Start of EXERCISE INPUTS

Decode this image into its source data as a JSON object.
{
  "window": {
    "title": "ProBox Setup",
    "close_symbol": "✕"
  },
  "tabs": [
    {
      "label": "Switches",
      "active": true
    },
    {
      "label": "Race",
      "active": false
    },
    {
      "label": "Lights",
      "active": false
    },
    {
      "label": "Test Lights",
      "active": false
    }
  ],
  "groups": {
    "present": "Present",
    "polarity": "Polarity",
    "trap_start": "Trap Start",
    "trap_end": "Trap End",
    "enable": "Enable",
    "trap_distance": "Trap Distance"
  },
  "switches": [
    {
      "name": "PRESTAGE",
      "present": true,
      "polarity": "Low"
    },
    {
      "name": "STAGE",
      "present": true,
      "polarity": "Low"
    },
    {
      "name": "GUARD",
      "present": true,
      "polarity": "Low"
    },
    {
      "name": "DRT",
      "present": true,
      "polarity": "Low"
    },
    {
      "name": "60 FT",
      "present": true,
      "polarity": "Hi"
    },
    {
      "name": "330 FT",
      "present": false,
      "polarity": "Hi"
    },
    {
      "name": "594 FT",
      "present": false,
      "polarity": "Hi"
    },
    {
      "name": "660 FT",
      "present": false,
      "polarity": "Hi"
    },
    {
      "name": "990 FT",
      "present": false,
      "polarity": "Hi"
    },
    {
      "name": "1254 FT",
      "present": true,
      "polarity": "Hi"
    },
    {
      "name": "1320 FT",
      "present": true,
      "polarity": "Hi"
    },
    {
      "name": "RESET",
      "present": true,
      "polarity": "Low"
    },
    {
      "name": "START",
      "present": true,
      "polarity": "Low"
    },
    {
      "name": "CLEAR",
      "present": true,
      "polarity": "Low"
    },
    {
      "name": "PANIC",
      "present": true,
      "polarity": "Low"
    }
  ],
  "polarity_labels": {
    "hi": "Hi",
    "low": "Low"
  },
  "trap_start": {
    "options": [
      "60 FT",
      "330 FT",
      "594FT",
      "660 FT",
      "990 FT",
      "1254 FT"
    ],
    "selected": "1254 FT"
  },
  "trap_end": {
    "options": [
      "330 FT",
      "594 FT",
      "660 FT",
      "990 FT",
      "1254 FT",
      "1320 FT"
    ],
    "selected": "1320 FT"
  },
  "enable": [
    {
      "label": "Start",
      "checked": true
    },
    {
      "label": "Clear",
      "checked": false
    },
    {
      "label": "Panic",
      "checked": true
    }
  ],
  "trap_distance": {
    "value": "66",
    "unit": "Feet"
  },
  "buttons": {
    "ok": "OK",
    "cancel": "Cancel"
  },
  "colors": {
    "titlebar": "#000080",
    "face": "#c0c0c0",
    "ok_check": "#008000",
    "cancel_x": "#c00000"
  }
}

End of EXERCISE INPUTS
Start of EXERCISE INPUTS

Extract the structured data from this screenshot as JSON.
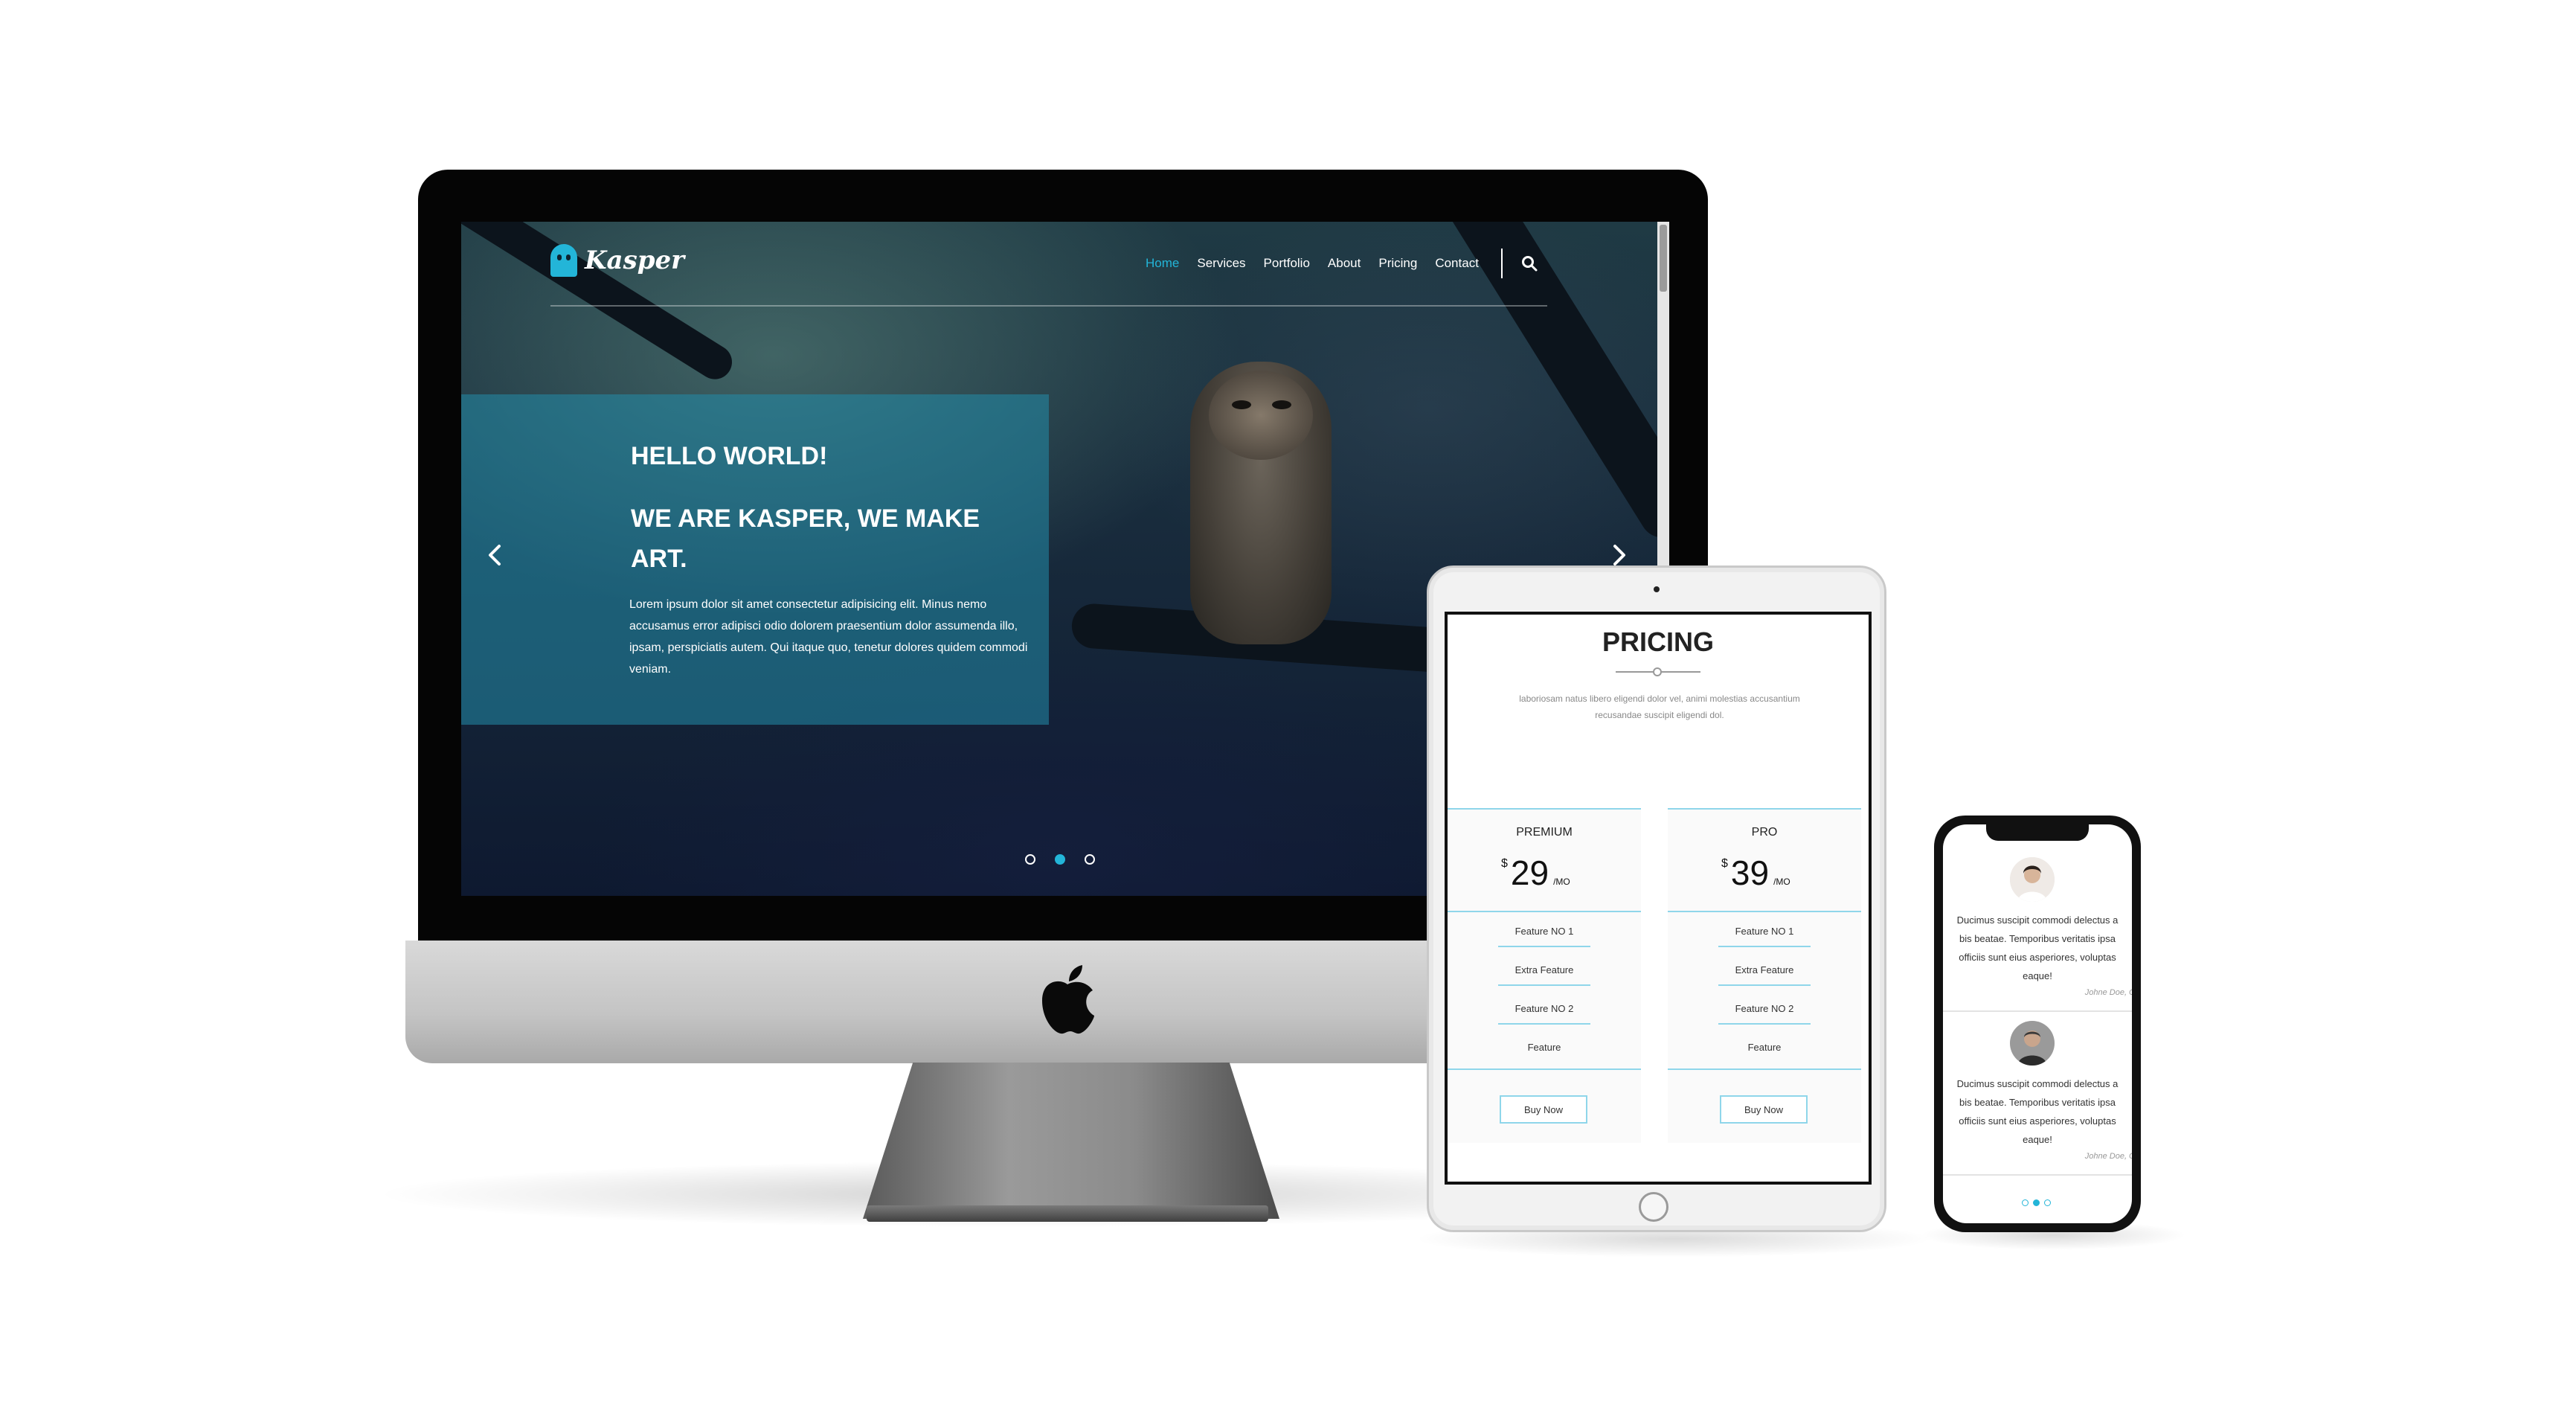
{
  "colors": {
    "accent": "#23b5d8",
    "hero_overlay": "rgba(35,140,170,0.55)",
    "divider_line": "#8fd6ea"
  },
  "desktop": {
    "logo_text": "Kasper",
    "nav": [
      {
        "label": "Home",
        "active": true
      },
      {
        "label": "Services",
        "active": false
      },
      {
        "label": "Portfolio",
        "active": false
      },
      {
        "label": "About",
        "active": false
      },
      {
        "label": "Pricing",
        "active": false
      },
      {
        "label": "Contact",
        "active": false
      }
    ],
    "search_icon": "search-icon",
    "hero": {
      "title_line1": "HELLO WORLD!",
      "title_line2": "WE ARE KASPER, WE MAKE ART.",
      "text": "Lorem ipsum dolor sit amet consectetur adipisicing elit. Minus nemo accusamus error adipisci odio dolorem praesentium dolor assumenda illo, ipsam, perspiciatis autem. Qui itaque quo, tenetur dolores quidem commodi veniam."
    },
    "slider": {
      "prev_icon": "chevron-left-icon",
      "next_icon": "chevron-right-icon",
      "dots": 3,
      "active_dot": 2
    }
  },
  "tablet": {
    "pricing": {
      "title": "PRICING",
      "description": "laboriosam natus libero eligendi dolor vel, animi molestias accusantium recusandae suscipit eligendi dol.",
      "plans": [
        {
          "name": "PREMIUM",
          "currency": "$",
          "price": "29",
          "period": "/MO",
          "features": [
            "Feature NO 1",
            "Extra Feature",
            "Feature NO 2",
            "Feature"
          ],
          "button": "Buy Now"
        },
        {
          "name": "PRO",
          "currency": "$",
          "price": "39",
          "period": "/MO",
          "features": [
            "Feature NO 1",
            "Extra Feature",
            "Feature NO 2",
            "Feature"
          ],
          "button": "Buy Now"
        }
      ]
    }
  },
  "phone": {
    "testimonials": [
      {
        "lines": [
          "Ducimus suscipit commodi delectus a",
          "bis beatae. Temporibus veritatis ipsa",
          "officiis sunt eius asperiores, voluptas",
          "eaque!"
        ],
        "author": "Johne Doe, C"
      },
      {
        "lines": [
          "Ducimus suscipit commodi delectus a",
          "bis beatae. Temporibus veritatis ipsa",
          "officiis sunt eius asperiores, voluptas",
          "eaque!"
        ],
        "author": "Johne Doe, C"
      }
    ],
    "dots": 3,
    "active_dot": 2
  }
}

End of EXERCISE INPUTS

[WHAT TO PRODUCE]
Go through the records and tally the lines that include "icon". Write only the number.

[YOUR SOLUTION]
3